WHAT IS EXPECTED: Where an entry below contains an image, skip the image and copy the rest exactly.

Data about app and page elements
==================================================

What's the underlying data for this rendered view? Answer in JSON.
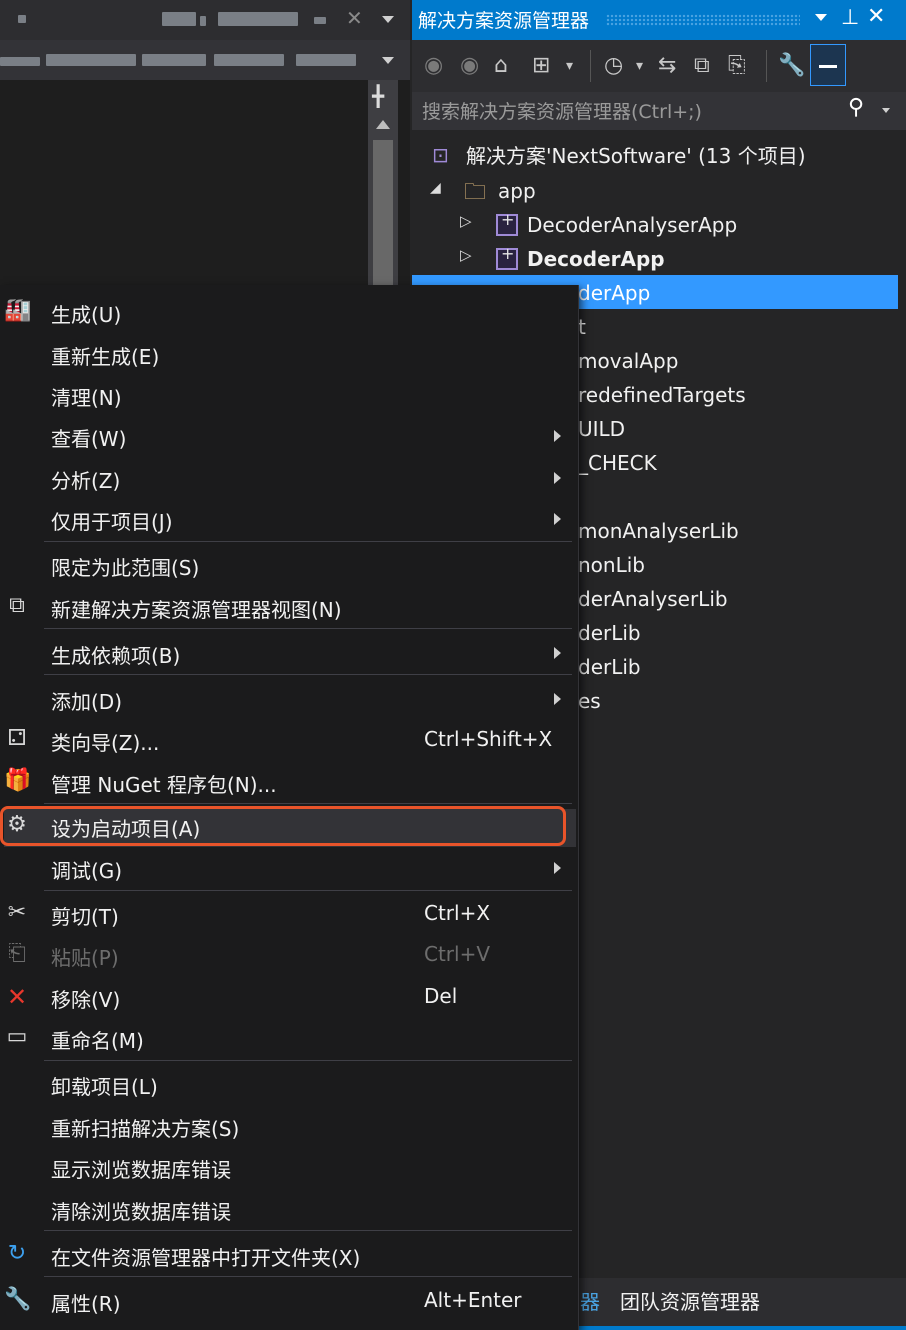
{
  "solution_explorer": {
    "title": "解决方案资源管理器",
    "pin_icon": "pin-icon",
    "search_placeholder": "搜索解决方案资源管理器(Ctrl+;)",
    "tree": {
      "solution": "解决方案'NextSoftware' (13 个项目)",
      "app_folder": "app",
      "project_1": "DecoderAnalyserApp",
      "project_2": "DecoderApp",
      "selected_partial": "derApp",
      "partial_rows": [
        "t",
        "movalApp",
        "redefinedTargets",
        "UILD",
        "_CHECK",
        "monAnalyserLib",
        "nonLib",
        "derAnalyserLib",
        "derLib",
        "derLib",
        "es"
      ]
    },
    "bottom_tabs": [
      "器",
      "团队资源管理器"
    ]
  },
  "context_menu": {
    "items": [
      {
        "label": "生成(U)",
        "icon": "build-icon"
      },
      {
        "label": "重新生成(E)"
      },
      {
        "label": "清理(N)"
      },
      {
        "label": "查看(W)",
        "submenu": true
      },
      {
        "label": "分析(Z)",
        "submenu": true
      },
      {
        "label": "仅用于项目(J)",
        "submenu": true
      },
      {
        "label": "限定为此范围(S)"
      },
      {
        "label": "新建解决方案资源管理器视图(N)",
        "icon": "new-view-icon"
      },
      {
        "label": "生成依赖项(B)",
        "submenu": true
      },
      {
        "label": "添加(D)",
        "submenu": true
      },
      {
        "label": "类向导(Z)...",
        "shortcut": "Ctrl+Shift+X",
        "icon": "class-wizard-icon"
      },
      {
        "label": "管理 NuGet 程序包(N)...",
        "icon": "nuget-icon"
      },
      {
        "label": "设为启动项目(A)",
        "icon": "gear-icon",
        "highlighted": true
      },
      {
        "label": "调试(G)",
        "submenu": true
      },
      {
        "label": "剪切(T)",
        "shortcut": "Ctrl+X",
        "icon": "scissors-icon"
      },
      {
        "label": "粘贴(P)",
        "shortcut": "Ctrl+V",
        "icon": "paste-icon",
        "disabled": true
      },
      {
        "label": "移除(V)",
        "shortcut": "Del",
        "icon": "remove-icon"
      },
      {
        "label": "重命名(M)",
        "icon": "rename-icon"
      },
      {
        "label": "卸载项目(L)"
      },
      {
        "label": "重新扫描解决方案(S)"
      },
      {
        "label": "显示浏览数据库错误"
      },
      {
        "label": "清除浏览数据库错误"
      },
      {
        "label": "在文件资源管理器中打开文件夹(X)",
        "icon": "open-folder-icon"
      },
      {
        "label": "属性(R)",
        "shortcut": "Alt+Enter",
        "icon": "wrench-icon"
      }
    ]
  },
  "colors": {
    "accent": "#007acc",
    "selection": "#3399ff",
    "highlight_border": "#e8542a",
    "menu_bg": "#1b1b1c",
    "remove_icon": "#e8372c"
  }
}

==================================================

WRITTEN REPLY:
What's the underlying data for this rendered view? Answer in JSON.
{
  "solution_explorer": {
    "title": "解决方案资源管理器",
    "pin_icon": "pin-icon",
    "search_placeholder": "搜索解决方案资源管理器(Ctrl+;)",
    "tree": {
      "solution": "解决方案'NextSoftware' (13 个项目)",
      "app_folder": "app",
      "project_1": "DecoderAnalyserApp",
      "project_2": "DecoderApp",
      "selected_partial": "derApp",
      "partial_rows": [
        "t",
        "movalApp",
        "redefinedTargets",
        "UILD",
        "_CHECK",
        "monAnalyserLib",
        "nonLib",
        "derAnalyserLib",
        "derLib",
        "derLib",
        "es"
      ]
    },
    "bottom_tabs": [
      "器",
      "团队资源管理器"
    ]
  },
  "context_menu": {
    "items": [
      {
        "label": "生成(U)",
        "icon": "build-icon"
      },
      {
        "label": "重新生成(E)"
      },
      {
        "label": "清理(N)"
      },
      {
        "label": "查看(W)",
        "submenu": true
      },
      {
        "label": "分析(Z)",
        "submenu": true
      },
      {
        "label": "仅用于项目(J)",
        "submenu": true
      },
      {
        "label": "限定为此范围(S)"
      },
      {
        "label": "新建解决方案资源管理器视图(N)",
        "icon": "new-view-icon"
      },
      {
        "label": "生成依赖项(B)",
        "submenu": true
      },
      {
        "label": "添加(D)",
        "submenu": true
      },
      {
        "label": "类向导(Z)...",
        "shortcut": "Ctrl+Shift+X",
        "icon": "class-wizard-icon"
      },
      {
        "label": "管理 NuGet 程序包(N)...",
        "icon": "nuget-icon"
      },
      {
        "label": "设为启动项目(A)",
        "icon": "gear-icon",
        "highlighted": true
      },
      {
        "label": "调试(G)",
        "submenu": true
      },
      {
        "label": "剪切(T)",
        "shortcut": "Ctrl+X",
        "icon": "scissors-icon"
      },
      {
        "label": "粘贴(P)",
        "shortcut": "Ctrl+V",
        "icon": "paste-icon",
        "disabled": true
      },
      {
        "label": "移除(V)",
        "shortcut": "Del",
        "icon": "remove-icon"
      },
      {
        "label": "重命名(M)",
        "icon": "rename-icon"
      },
      {
        "label": "卸载项目(L)"
      },
      {
        "label": "重新扫描解决方案(S)"
      },
      {
        "label": "显示浏览数据库错误"
      },
      {
        "label": "清除浏览数据库错误"
      },
      {
        "label": "在文件资源管理器中打开文件夹(X)",
        "icon": "open-folder-icon"
      },
      {
        "label": "属性(R)",
        "shortcut": "Alt+Enter",
        "icon": "wrench-icon"
      }
    ]
  },
  "colors": {
    "accent": "#007acc",
    "selection": "#3399ff",
    "highlight_border": "#e8542a",
    "menu_bg": "#1b1b1c",
    "remove_icon": "#e8372c"
  }
}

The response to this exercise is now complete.